One of the most talked-about American TV dramas this fall might air in France and Germany before it broadcasts in the United States. On Monday, NBCUniversal announced that it has entered into a deal with German media company Mediengruppe RTL Deutschland and French communications company TF1 to develop up to three scripted shows over the next two years. The deal, the first of its kind, will see the three companies work together to build shows that are written, cast, filmed and produced in America. All three companies will own the shows jointly, and the U.S. will be responsible for selling it in territories outside the EU.
The deal speaks not just to the enduring foreign appetite for American television but also to the studios' hunt for funding as American broadcasters fret over declining ratings and an eroding base of cable TV subscribers. Partnering with companies like RTL and TF1 not only guarantees NBCUNiversal, which is owned by Comcast Corporation, audiences in some of the largest markets in Europe but minimizes the risk associated with developing content at home.
“NBCU's making itself into the universal friends of the broadcasters and pay TV broadcasters,” said Claire Enders, the founder of Enders Analysis, a media and telecommunications research firm based in the U.K. “It really is establishing itself as everyone's favorite American giant.”
The Engine Of Foreign TV
It would be hard to overstate how prominent American television is already in the global television market. Of the television content exported from one country to another, 85 percent comes from the United States, Enders said, with the second-largest share -- 7 percent -- coming from the U.K. “The $400 billion market for television is sustained by American programming,” Enders said. “There is an inexhaustible demand.”
But that American programming, which runs the gamut from premium content like “Game of Thrones” and “The Wire” to reality TV like “America’s Got Talent,” is also a cost-effective choice for foreign broadcasters, many of which are based in countries where it is difficult, if not impossible, to achieve the scale necessary to fund original scripted series with the star power and production values that are common to American television shows.
“Generally, it's cheaper to buy into a TV series than actually produce it yourself,” said Tim Westcott, a senior TV analyst at IHS. “Even though the high-end U.S. series are expensive to buy, they're not as expensive as producing your own shows.”
A Tougher Market At Home
Yet the market for television content is in flux at home. The broadcasters that pay to license content from studios like NBCUniversal are watching ratings decline, subscriber bases shrink and the value of reruns evaporate. In addition to increased competition from Netflix, Amazon and Hulu for top series, the studios’ primary clients are struggling to map out how cord-cutting will affect their business long-term.
“Broadcasters aren't fully funding shows anymore,” Westcott said.
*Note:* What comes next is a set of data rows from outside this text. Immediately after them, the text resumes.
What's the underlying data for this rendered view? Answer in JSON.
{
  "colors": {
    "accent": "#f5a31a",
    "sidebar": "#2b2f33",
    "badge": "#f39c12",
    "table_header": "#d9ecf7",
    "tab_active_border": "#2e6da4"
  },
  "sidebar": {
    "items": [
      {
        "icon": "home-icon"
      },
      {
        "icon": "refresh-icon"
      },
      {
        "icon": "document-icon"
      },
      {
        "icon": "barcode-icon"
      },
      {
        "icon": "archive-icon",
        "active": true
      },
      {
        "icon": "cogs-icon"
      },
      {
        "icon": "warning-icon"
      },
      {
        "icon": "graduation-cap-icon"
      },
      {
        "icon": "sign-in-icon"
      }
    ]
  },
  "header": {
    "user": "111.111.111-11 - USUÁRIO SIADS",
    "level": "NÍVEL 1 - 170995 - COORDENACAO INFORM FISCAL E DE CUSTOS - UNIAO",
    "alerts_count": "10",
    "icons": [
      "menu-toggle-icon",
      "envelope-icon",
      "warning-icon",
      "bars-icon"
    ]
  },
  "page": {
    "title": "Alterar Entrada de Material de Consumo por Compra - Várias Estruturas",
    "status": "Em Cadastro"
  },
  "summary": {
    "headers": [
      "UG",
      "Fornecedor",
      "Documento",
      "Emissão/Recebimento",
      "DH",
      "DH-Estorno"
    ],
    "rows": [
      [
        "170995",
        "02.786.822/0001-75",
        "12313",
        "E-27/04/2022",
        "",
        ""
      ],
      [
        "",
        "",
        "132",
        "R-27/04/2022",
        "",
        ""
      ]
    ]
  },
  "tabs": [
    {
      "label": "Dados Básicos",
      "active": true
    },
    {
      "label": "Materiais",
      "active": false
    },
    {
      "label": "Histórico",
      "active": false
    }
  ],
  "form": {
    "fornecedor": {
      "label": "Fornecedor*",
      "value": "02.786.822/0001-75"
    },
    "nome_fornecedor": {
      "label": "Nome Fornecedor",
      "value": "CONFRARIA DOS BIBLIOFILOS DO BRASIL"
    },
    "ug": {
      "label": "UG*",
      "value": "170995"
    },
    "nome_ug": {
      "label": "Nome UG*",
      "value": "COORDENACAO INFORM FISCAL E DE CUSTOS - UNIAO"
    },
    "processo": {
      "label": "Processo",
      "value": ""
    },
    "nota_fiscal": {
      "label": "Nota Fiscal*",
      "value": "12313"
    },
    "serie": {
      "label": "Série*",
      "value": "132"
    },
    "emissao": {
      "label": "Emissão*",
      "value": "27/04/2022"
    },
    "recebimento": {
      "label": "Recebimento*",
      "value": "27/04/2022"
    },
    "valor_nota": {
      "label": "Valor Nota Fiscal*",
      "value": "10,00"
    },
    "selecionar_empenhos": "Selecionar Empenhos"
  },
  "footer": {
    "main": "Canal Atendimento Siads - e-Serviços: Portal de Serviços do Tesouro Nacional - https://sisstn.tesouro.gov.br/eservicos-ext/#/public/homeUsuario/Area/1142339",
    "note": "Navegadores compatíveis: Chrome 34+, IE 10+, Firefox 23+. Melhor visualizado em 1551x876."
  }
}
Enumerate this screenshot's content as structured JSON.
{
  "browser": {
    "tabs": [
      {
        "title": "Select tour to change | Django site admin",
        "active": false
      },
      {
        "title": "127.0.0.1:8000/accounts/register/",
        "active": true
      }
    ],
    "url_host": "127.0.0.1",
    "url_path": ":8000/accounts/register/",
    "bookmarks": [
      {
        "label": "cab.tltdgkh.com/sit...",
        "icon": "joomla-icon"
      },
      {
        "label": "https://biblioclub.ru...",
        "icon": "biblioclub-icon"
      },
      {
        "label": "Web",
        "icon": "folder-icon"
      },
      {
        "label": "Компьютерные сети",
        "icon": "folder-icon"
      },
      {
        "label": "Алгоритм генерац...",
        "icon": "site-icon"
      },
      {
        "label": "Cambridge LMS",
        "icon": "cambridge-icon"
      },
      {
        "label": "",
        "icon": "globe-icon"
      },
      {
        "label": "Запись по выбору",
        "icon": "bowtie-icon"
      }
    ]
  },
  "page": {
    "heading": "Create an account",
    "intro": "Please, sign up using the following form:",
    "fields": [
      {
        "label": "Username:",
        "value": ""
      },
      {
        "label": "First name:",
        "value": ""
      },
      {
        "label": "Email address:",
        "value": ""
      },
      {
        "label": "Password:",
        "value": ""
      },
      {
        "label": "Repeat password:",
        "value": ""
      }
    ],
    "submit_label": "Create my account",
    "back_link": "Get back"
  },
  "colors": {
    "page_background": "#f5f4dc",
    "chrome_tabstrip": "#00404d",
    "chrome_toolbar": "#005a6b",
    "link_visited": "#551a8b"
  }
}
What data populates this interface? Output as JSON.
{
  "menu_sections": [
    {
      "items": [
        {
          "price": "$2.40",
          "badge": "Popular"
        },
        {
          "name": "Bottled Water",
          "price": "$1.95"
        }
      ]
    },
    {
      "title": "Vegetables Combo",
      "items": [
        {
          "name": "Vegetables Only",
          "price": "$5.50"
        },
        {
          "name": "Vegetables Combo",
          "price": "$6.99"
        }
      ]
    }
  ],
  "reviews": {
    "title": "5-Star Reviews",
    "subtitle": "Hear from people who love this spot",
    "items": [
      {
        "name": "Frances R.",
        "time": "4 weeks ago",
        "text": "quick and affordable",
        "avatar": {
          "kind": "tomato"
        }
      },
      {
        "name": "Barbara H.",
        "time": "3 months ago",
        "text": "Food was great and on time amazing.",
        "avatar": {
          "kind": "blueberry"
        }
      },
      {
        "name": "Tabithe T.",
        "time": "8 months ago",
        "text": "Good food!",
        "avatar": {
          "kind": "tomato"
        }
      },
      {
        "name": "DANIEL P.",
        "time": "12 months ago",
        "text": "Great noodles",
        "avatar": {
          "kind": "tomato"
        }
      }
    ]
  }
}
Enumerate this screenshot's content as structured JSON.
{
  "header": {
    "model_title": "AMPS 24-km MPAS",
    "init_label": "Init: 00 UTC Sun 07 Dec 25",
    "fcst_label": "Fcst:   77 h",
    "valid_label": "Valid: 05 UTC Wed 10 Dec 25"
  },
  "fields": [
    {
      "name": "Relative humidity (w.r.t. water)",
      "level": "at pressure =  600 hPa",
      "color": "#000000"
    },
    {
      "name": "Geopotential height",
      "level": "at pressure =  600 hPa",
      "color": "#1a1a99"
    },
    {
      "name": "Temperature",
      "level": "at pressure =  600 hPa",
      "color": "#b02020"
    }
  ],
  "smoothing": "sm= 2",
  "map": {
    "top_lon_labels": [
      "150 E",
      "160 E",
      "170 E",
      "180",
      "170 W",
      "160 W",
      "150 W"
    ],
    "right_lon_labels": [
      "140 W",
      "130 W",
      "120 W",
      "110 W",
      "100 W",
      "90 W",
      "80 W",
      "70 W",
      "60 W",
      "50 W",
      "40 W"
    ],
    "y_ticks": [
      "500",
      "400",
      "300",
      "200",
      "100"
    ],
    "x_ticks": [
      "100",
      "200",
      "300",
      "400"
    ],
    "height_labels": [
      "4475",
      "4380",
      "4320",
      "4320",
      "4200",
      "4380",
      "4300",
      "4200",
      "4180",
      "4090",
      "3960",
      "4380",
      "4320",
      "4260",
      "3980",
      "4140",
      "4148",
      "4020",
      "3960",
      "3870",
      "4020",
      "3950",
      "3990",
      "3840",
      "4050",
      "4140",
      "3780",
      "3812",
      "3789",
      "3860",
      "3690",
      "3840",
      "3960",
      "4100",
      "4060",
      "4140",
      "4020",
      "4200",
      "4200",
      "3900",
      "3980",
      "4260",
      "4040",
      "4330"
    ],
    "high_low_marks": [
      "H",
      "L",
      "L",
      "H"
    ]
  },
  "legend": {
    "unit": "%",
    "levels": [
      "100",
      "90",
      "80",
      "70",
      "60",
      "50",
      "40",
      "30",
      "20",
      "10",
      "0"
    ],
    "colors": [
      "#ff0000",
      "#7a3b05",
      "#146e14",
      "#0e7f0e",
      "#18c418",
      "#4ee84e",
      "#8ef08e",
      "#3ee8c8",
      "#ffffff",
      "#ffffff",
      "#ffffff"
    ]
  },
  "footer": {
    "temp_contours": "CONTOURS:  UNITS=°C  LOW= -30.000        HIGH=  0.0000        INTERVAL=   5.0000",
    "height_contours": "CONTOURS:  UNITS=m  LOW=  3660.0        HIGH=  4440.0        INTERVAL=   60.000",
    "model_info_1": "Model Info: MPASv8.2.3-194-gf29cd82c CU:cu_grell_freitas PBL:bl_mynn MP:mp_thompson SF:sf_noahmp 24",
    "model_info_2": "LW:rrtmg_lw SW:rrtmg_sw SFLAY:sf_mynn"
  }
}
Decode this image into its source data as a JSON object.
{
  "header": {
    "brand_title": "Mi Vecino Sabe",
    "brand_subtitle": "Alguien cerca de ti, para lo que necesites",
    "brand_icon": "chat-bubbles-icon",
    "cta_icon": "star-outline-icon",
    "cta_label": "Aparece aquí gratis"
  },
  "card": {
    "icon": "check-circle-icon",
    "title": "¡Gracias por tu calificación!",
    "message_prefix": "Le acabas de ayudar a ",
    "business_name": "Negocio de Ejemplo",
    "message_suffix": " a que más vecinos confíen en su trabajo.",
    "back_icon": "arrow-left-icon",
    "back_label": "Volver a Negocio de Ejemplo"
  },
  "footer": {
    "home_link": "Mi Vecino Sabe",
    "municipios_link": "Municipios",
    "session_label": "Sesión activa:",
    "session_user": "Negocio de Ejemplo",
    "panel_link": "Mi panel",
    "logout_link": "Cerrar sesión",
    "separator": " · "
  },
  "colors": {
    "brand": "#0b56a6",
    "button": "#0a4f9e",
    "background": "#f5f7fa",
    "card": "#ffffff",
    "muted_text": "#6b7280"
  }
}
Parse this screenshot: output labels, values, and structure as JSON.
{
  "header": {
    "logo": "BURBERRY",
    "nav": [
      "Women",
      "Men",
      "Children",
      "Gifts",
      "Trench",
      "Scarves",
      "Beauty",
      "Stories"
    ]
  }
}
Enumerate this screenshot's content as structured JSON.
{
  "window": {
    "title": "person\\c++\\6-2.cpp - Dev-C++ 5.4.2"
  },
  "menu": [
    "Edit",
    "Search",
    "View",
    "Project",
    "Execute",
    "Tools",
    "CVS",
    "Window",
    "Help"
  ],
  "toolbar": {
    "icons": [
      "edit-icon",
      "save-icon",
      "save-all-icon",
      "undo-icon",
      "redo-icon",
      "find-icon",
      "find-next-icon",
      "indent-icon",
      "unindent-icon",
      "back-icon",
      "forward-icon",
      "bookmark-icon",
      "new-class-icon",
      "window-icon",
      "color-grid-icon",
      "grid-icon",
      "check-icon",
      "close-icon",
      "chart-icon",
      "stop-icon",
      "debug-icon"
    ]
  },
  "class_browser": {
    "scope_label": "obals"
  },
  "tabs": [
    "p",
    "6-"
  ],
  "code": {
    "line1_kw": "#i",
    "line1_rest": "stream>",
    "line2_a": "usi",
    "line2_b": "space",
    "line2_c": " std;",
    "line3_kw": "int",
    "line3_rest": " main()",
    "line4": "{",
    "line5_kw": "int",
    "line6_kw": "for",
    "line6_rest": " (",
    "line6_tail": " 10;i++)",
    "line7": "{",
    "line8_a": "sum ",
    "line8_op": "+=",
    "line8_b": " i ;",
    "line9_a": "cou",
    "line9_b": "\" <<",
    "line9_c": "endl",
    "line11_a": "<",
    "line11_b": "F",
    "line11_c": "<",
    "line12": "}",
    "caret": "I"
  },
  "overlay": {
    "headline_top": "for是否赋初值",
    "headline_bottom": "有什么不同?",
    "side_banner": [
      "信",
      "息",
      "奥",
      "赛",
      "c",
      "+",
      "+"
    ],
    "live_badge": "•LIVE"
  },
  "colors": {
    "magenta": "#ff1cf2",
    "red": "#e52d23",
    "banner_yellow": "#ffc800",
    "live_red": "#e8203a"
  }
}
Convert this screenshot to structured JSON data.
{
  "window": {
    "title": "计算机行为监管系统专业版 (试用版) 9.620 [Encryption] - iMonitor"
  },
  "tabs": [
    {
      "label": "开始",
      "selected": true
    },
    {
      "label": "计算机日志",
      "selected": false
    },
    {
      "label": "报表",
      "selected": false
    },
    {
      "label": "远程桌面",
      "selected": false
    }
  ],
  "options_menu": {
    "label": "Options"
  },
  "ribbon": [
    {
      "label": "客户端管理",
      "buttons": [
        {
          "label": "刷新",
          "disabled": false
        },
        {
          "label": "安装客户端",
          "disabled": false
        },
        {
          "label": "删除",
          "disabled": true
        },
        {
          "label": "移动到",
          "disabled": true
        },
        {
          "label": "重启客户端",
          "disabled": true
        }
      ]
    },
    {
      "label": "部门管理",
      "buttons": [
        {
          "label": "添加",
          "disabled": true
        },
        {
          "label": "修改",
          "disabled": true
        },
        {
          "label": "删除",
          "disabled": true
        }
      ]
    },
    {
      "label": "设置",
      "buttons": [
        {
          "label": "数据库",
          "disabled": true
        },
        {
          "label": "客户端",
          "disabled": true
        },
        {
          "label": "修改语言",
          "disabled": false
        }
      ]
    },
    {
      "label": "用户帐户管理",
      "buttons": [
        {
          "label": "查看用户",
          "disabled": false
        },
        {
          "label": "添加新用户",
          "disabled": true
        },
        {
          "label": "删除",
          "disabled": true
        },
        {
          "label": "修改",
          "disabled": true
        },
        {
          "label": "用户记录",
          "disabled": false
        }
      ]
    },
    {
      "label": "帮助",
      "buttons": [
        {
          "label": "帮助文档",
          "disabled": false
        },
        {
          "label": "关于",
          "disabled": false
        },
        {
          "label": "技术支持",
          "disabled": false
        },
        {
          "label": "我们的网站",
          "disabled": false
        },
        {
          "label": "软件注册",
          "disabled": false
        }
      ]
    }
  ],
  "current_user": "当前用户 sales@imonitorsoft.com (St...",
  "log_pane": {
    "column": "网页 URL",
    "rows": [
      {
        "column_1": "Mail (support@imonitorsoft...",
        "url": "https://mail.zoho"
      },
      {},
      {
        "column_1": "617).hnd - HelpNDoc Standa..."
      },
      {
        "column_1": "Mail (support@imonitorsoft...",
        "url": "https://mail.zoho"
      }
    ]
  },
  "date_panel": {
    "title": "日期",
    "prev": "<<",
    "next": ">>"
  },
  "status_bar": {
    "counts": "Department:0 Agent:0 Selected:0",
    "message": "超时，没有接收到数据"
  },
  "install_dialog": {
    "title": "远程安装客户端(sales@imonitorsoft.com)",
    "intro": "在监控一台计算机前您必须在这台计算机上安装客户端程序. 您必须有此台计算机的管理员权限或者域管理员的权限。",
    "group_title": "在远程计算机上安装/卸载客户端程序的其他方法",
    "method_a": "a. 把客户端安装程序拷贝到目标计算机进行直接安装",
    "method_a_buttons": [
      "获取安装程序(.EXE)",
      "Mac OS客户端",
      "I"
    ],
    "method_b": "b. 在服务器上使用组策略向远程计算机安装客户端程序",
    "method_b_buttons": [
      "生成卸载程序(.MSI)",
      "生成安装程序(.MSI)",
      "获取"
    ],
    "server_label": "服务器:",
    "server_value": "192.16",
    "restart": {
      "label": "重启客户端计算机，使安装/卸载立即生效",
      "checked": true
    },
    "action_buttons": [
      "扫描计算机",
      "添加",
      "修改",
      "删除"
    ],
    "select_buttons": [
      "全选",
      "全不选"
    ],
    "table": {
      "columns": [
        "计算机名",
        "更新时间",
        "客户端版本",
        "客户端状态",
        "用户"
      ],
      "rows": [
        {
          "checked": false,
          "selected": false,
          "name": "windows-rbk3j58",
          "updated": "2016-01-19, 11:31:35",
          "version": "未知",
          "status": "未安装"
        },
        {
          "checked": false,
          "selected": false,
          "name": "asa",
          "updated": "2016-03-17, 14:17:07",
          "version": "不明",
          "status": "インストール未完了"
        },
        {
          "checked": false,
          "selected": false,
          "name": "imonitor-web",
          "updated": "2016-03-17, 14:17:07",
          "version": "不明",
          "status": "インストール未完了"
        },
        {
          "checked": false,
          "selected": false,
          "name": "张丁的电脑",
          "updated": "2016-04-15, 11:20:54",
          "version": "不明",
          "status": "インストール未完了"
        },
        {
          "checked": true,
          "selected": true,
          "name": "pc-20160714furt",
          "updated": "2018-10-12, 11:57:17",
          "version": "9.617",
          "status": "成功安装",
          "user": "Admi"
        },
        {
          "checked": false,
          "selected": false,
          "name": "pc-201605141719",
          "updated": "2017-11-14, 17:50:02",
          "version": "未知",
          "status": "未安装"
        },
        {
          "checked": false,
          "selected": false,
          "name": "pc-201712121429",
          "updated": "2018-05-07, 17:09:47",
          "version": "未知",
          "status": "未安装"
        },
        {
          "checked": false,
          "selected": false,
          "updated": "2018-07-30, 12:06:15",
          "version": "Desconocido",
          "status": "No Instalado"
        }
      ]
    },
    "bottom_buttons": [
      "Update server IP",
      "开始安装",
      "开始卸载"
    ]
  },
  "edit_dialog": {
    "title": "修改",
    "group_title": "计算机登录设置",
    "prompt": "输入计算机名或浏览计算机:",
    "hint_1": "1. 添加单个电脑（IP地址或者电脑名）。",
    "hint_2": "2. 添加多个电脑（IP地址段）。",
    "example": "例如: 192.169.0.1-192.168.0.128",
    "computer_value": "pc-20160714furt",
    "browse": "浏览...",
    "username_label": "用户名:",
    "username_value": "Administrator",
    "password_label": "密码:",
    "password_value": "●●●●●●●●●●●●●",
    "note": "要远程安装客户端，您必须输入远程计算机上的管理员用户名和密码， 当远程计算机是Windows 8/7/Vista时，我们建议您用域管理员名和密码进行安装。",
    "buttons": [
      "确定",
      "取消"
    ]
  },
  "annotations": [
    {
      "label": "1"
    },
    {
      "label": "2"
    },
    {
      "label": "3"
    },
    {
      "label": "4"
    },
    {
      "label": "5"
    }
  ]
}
At most, a studio like NBCUniversal might be able to get a network to pay for two-thirds of the show. That leaves them dependent on foreign revenue, and the overall share of revenue that studios earn from foreign markets has begun to grow. More than 40 percent of the revenue generated by a hot television show is likely to come from foreign broadcast licenses, compared with just 30 percent from domestic licenses for broadcast, according to research done by Macquarie.
That’s not quite as imbalanced as the film business, where a blockbuster sequel like “Transformers: Age of Extinction,” will earn as much as three-quarters of its total revenue abroad. But it does speak to the fact that American content producers will continue to think globally as they develop future projects.
“What NBCU is demonstrating is enormous confidence in its American production capability and in its ability to make very mainstream television,” Enders said. “These are broadcasters that have to deliver big big audiences.”
Production on the first of these unnamed series is scheduled to begin next spring.